=== Website and app data records ===
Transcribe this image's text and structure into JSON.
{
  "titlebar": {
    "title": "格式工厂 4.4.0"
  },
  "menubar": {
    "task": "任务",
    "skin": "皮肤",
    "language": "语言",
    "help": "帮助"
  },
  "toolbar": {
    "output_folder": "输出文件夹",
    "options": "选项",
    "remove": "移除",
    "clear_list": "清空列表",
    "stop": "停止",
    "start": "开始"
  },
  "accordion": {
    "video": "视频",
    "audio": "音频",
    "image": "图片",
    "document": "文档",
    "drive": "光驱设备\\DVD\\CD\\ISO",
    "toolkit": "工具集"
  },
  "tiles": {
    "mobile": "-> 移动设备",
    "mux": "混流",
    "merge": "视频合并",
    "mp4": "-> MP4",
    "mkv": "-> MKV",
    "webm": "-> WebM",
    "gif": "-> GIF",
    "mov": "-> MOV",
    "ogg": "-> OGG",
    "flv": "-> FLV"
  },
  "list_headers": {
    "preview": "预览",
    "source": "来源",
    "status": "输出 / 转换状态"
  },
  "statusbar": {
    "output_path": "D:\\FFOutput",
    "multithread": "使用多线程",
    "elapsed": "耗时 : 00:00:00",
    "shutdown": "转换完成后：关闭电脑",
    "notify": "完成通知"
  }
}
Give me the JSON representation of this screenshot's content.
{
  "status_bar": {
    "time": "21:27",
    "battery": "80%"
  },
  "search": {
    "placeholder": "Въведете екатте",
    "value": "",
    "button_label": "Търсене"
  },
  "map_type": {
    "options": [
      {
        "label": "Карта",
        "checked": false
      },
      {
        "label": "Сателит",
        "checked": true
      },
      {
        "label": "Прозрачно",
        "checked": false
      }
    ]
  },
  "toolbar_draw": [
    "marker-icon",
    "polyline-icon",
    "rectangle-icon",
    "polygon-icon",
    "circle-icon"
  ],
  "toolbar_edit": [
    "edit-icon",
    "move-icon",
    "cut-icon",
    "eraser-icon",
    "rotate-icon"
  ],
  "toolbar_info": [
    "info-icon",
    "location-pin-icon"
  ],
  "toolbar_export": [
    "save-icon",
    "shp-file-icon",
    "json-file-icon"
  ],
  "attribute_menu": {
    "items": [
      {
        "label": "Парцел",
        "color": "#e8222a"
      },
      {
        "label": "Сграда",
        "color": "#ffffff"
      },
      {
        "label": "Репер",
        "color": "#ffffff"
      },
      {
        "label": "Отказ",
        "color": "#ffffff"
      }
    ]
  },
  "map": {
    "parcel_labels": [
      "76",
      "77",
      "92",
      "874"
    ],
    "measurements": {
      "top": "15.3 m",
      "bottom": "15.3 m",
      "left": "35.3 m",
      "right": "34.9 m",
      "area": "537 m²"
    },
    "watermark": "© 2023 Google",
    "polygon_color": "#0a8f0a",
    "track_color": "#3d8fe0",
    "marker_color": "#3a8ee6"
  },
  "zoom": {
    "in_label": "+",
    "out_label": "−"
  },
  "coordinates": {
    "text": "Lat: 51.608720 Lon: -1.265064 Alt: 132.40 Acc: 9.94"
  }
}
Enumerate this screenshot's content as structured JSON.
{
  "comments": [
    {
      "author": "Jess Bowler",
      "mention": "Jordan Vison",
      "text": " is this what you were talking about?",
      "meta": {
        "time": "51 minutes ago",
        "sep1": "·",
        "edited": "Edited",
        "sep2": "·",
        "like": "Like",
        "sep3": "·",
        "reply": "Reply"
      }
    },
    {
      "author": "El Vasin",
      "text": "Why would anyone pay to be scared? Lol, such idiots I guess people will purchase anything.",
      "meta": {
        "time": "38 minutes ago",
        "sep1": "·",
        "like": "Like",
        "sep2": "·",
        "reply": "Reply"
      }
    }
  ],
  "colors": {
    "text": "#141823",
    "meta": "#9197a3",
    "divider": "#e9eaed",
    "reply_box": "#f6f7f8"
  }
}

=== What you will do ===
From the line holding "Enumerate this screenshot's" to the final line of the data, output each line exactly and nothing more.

=== Written response ===
Enumerate this screenshot's content as structured JSON.
{
  "comments": [
    {
      "author": "Jess Bowler",
      "mention": "Jordan Vison",
      "text": " is this what you were talking about?",
      "meta": {
        "time": "51 minutes ago",
        "sep1": "·",
        "edited": "Edited",
        "sep2": "·",
        "like": "Like",
        "sep3": "·",
        "reply": "Reply"
      }
    },
    {
      "author": "El Vasin",
      "text": "Why would anyone pay to be scared? Lol, such idiots I guess people will purchase anything.",
      "meta": {
        "time": "38 minutes ago",
        "sep1": "·",
        "like": "Like",
        "sep2": "·",
        "reply": "Reply"
      }
    }
  ],
  "colors": {
    "text": "#141823",
    "meta": "#9197a3",
    "divider": "#e9eaed",
    "reply_box": "#f6f7f8"
  }
}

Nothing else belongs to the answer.